While Rowland and Roderick go on a long walk to Engelberg, the beautiful princess to whom they have, to some extent, suffered from her indifference, reappears with what could be regarded as profound agitation imprinted on her face. Uncomfortable for having run into Rowland, the princess says to her husband, “Do let us leave this hideous edifice…there are things here that set one’s teeth on edge.” (362) Since her heartfelt tête-à-tête — three months ago with Rowland, the alluring princess has not changed physically, but instead he sees, “a heavier ray in the light of her eye — a sinister intimation of sadness and bitterness.” (365) In a word, Princess Casamassima has now become just as tragic as Roderick, for she has foolishly renounced her freedom to do what she will — by giving in to the suffocating indolence her title demands — namely, to sit still and look beautiful for her husband, the Prince. When Roderick, nonetheless, sees her talking to Rowland, the artist is studying her features in detail as if this would be the last time he will gaze at perfection. Whereupon Christina remarks, “You don’t look well!” (367) The artist’s malady to which she is referring is melancholia: the only cure, according to the unhinged artist, is death.

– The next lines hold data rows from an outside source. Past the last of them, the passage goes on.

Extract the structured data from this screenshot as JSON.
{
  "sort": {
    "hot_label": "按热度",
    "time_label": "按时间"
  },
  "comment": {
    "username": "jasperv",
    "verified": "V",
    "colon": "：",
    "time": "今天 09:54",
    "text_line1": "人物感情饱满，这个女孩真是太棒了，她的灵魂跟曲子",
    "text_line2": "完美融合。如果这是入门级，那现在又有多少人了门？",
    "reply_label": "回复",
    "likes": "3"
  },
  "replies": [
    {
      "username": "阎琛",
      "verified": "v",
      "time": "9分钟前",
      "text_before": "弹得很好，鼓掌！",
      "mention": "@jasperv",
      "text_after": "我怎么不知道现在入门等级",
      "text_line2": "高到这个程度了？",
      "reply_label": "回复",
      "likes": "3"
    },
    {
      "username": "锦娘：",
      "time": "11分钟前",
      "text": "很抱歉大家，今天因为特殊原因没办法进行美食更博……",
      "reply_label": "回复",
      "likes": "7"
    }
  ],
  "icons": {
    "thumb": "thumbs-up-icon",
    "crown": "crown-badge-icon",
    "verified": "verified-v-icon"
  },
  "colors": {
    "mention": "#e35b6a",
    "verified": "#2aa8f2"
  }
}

Accordingly, Roderick wanders off to be alone in order to contemplate (as the reader will later learn) whether to chase after Christina Light in Interlaken. While the young artist ruminates this ponderous problem, Mary Garland asks Rowland,